WHAT THE EXERCISE ASKS: The listing below has to be output exactly as given, less its pictures.

(RECORD SET begins)

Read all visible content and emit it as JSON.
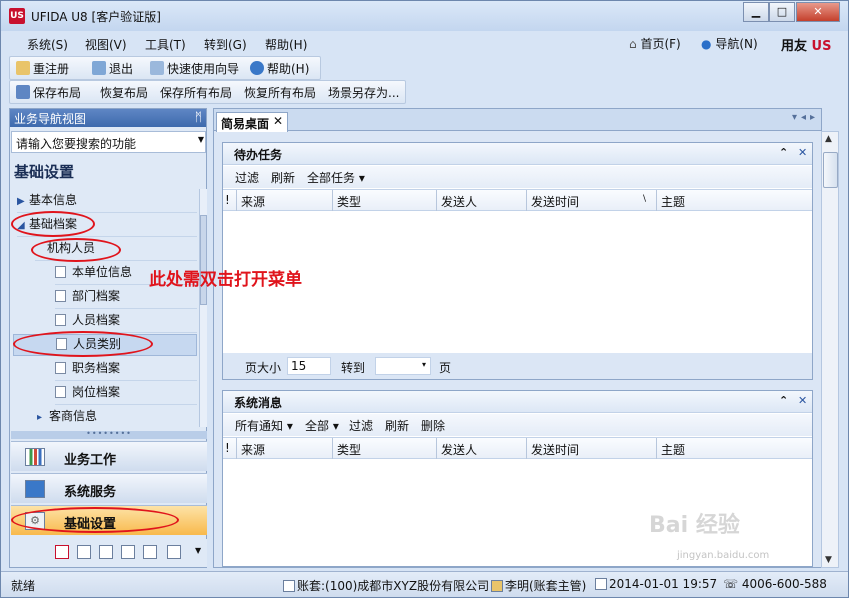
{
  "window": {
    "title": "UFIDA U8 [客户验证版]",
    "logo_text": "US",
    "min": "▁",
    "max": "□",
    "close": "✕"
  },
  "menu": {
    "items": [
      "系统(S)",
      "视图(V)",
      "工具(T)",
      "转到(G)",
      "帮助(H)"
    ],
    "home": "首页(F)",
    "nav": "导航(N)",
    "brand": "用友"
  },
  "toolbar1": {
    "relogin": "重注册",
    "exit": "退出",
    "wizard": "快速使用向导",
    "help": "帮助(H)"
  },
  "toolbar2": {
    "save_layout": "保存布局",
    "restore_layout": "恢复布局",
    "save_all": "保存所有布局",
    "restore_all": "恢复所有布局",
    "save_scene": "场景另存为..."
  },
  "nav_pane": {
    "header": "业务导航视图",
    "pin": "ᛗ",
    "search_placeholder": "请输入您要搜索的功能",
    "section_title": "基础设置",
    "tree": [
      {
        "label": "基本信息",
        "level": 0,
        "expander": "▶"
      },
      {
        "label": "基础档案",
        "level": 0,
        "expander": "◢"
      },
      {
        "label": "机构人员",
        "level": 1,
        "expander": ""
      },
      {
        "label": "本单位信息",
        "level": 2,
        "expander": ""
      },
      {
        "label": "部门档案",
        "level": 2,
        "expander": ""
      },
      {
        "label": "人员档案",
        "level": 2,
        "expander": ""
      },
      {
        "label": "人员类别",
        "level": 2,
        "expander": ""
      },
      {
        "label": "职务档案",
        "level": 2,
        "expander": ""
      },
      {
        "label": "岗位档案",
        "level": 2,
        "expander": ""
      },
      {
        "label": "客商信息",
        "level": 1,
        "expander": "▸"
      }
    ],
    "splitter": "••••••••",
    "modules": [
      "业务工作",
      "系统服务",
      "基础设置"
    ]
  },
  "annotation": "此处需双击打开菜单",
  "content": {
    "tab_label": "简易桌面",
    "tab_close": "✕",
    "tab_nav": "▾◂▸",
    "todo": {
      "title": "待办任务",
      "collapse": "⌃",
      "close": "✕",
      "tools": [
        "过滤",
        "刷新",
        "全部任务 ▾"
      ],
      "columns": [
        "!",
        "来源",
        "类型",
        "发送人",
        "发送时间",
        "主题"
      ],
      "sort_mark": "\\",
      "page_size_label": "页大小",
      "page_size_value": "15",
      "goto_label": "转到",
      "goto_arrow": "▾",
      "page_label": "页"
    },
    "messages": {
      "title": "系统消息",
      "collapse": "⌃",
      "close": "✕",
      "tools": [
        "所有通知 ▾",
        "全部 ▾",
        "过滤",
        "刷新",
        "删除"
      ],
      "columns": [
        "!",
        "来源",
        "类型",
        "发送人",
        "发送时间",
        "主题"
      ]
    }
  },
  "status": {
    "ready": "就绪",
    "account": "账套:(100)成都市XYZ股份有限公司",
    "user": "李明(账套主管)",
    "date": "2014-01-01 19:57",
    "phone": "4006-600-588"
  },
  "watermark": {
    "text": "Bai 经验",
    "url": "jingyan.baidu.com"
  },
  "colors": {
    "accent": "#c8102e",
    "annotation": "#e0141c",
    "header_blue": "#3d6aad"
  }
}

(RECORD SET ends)

OUTPUT BELOW:
Read all visible content and emit it as JSON.
{
  "window": {
    "title": "UFIDA U8 [客户验证版]",
    "logo_text": "US",
    "min": "▁",
    "max": "□",
    "close": "✕"
  },
  "menu": {
    "items": [
      "系统(S)",
      "视图(V)",
      "工具(T)",
      "转到(G)",
      "帮助(H)"
    ],
    "home": "首页(F)",
    "nav": "导航(N)",
    "brand": "用友"
  },
  "toolbar1": {
    "relogin": "重注册",
    "exit": "退出",
    "wizard": "快速使用向导",
    "help": "帮助(H)"
  },
  "toolbar2": {
    "save_layout": "保存布局",
    "restore_layout": "恢复布局",
    "save_all": "保存所有布局",
    "restore_all": "恢复所有布局",
    "save_scene": "场景另存为..."
  },
  "nav_pane": {
    "header": "业务导航视图",
    "pin": "ᛗ",
    "search_placeholder": "请输入您要搜索的功能",
    "section_title": "基础设置",
    "tree": [
      {
        "label": "基本信息",
        "level": 0,
        "expander": "▶"
      },
      {
        "label": "基础档案",
        "level": 0,
        "expander": "◢"
      },
      {
        "label": "机构人员",
        "level": 1,
        "expander": ""
      },
      {
        "label": "本单位信息",
        "level": 2,
        "expander": ""
      },
      {
        "label": "部门档案",
        "level": 2,
        "expander": ""
      },
      {
        "label": "人员档案",
        "level": 2,
        "expander": ""
      },
      {
        "label": "人员类别",
        "level": 2,
        "expander": ""
      },
      {
        "label": "职务档案",
        "level": 2,
        "expander": ""
      },
      {
        "label": "岗位档案",
        "level": 2,
        "expander": ""
      },
      {
        "label": "客商信息",
        "level": 1,
        "expander": "▸"
      }
    ],
    "splitter": "••••••••",
    "modules": [
      "业务工作",
      "系统服务",
      "基础设置"
    ]
  },
  "annotation": "此处需双击打开菜单",
  "content": {
    "tab_label": "简易桌面",
    "tab_close": "✕",
    "tab_nav": "▾◂▸",
    "todo": {
      "title": "待办任务",
      "collapse": "⌃",
      "close": "✕",
      "tools": [
        "过滤",
        "刷新",
        "全部任务 ▾"
      ],
      "columns": [
        "!",
        "来源",
        "类型",
        "发送人",
        "发送时间",
        "主题"
      ],
      "sort_mark": "\\",
      "page_size_label": "页大小",
      "page_size_value": "15",
      "goto_label": "转到",
      "goto_arrow": "▾",
      "page_label": "页"
    },
    "messages": {
      "title": "系统消息",
      "collapse": "⌃",
      "close": "✕",
      "tools": [
        "所有通知 ▾",
        "全部 ▾",
        "过滤",
        "刷新",
        "删除"
      ],
      "columns": [
        "!",
        "来源",
        "类型",
        "发送人",
        "发送时间",
        "主题"
      ]
    }
  },
  "status": {
    "ready": "就绪",
    "account": "账套:(100)成都市XYZ股份有限公司",
    "user": "李明(账套主管)",
    "date": "2014-01-01 19:57",
    "phone": "4006-600-588"
  },
  "watermark": {
    "text": "Bai 经验",
    "url": "jingyan.baidu.com"
  },
  "colors": {
    "accent": "#c8102e",
    "annotation": "#e0141c",
    "header_blue": "#3d6aad"
  }
}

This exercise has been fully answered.